To me, stuff like Jeanne Thornton’s Vampire Book Tour is nonfiction—it’s the story of four vampires on book tour, and throughout the whole thing, the essay maintains a conceit that’s made explicit: Vampires find trans women the best metaphor for their experiences and (tacitly vice versa). So the vampires describe their life as vampires on the road through the metaphor of trans women. And suddenly, through this innovative metaphor, the experience that Jeanne had, traveling in a car with four trans women, comes vividly alive. I’ve kind of been collecting in my mind pieces that do stuff like this. There’s a trans guy in Chicago named Oli Rodriguez whose dad was gay, and estranged from him and his family. To get to know his dad, he’s been doing this interdisciplinary project called The Papi Project where he posts ads online or goes to the old cruising grounds where his dad used to go, and then he attempts to hook up with the older men hoping to find guys who hooked up with his dad in order to know his dad, and his dad’s masculinity, in that way. It’s like somehow, to me, so trans. These are the kind of pieces I am attracted to. Sneaky formal play that changes/expands how we think that experiences of trans can be presented, while also carving out new ethics for how we draw conclusions about trans lives.

There are a lot of people doing cool stuff in different formal realms that I’d call essay. I read a lot more work by trans women, because that’s whose work speaks to me. (Original Plumbing has a lit issue with trans dudes if people want to check that out) But for me, I’d want to list the games of Merritt Kopas or Anna Anthropy. Autostraddle actually has become a place for trans women to publish some weird essays with interesting formal conceits, like How To Write About Trans Woman by Gabrielle Bellot or a take-down of a take-down of Candy Magazine by L’lerrét Jazelle Ailith, which starts like a conventional bloggy response to a Salon article and unexpectedly becomes a list of black trans heroes. All of Imogen Binnie’s We See Through You columns in Maximum RocknRoll are great. Oh, and I’d say also The Seam of Skin and Scales by Elena Rose. Basically, because this is a conversation—the trans essay—that is still being carved out, I try to pay attention to the seemingly ephemeral stuff that gets passed around, from person to person, or technically from email account to email account. There’s nothing like a canon, so I just try to see what essays seem to move people in ways that haven’t faded. For instance, trans women I know have been talking about Elena’s essay since she performed it something like 2007. The way that writing gets passed around makes the creation of trans art a communal act. We are still forming our own literature, we are writing in response to one another, in conversation with one another, trying to incorporate every new idea that someone manages to finally figure out how to say and then build upon that idea the new things that are suddenly unlocked for ourselves. It’s exciting.
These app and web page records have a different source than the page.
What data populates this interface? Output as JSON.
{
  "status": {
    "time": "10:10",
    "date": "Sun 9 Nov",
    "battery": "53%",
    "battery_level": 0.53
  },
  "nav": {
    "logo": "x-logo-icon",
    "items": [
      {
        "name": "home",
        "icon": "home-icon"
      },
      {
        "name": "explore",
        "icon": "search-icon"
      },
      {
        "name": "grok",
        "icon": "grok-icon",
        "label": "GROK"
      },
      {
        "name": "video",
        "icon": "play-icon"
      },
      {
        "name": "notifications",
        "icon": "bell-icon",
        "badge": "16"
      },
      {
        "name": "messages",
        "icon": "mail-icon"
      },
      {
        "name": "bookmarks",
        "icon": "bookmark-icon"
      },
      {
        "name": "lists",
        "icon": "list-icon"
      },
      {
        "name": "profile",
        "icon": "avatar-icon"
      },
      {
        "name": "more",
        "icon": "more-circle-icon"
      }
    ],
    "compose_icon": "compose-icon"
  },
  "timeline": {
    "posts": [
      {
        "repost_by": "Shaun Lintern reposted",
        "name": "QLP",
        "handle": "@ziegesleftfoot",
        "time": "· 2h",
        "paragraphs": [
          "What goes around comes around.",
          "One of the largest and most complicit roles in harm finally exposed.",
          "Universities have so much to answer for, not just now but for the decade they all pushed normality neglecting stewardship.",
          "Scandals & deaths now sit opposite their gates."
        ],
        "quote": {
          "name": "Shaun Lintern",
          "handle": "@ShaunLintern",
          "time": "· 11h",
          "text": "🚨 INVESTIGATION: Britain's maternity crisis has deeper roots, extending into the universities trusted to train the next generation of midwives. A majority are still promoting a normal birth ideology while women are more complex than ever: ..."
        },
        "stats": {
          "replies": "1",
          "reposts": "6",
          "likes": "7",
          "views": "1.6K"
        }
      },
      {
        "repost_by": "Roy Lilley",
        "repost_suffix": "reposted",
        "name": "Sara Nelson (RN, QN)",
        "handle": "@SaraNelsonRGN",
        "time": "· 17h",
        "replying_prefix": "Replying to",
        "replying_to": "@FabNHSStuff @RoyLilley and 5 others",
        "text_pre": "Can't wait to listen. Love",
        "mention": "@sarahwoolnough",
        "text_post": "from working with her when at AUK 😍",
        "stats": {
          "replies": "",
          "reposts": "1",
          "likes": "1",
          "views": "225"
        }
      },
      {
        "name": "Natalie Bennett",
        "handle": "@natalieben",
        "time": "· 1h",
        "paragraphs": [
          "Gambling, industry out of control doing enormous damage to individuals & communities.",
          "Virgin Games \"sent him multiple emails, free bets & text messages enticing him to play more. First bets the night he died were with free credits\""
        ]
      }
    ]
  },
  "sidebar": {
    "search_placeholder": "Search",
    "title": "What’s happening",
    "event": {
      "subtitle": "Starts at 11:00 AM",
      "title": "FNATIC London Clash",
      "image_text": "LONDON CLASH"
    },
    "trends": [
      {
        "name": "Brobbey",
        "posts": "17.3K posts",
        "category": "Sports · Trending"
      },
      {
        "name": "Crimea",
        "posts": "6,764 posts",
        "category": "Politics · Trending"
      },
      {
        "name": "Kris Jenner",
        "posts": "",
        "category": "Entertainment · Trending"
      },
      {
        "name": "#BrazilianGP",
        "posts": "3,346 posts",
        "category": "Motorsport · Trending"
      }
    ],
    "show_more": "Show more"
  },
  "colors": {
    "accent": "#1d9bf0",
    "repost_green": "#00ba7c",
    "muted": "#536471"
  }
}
  1. Thanks so much for sharing your conversation, thoughts, and adorations for other work.

  2. I really should have also mentioned Casey Plett's Walrus essay, which talks about the structures of transition narratives, and which articulated first some of my thinking: